(Aim of the exercise): Show every line in the entries below where the word "duration" appears.

[Data excerpts]
· · · · ·

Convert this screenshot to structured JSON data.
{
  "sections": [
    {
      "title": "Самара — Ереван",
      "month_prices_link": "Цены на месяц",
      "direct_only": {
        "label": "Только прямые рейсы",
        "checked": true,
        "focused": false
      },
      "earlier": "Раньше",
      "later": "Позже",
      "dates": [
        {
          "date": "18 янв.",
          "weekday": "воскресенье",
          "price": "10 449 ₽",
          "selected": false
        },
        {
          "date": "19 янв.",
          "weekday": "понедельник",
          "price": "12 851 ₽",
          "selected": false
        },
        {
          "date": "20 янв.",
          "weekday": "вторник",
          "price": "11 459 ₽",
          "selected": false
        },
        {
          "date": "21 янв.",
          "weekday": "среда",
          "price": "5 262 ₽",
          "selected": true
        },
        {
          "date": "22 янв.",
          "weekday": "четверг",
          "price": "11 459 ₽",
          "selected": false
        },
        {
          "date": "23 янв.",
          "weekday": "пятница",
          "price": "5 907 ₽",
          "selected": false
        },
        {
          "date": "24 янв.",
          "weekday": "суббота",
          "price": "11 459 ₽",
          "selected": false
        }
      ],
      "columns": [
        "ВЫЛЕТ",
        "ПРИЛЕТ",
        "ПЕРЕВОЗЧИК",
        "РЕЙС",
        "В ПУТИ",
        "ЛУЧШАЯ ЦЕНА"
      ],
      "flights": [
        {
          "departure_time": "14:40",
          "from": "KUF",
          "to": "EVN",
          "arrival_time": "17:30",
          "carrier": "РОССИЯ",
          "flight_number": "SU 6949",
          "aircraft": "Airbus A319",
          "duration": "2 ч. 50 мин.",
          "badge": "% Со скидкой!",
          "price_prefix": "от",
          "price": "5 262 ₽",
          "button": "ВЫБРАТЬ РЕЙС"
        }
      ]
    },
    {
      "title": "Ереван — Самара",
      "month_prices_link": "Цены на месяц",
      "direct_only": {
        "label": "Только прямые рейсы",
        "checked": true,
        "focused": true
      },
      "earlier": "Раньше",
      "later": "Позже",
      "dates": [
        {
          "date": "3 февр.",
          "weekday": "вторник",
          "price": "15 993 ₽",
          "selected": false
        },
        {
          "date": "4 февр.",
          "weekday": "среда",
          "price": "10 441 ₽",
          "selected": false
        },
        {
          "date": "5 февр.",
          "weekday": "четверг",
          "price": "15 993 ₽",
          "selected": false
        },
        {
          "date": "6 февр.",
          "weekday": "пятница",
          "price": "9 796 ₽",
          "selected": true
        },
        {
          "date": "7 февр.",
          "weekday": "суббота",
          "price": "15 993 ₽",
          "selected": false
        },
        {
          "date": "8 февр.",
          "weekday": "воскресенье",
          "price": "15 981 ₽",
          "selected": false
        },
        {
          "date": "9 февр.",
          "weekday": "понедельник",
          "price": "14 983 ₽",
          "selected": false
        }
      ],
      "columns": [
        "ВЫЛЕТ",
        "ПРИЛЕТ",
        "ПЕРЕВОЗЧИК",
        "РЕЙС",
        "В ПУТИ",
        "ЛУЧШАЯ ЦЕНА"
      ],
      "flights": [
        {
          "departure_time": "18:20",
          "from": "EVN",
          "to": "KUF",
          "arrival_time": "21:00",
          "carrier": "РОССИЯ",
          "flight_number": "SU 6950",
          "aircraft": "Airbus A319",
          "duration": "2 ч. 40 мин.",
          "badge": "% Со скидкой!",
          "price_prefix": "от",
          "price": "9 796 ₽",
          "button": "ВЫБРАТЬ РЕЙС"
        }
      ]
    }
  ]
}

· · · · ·

(Your solution):
          "duration": "2 ч. 50 мин.",
          "duration": "2 ч. 40 мин.",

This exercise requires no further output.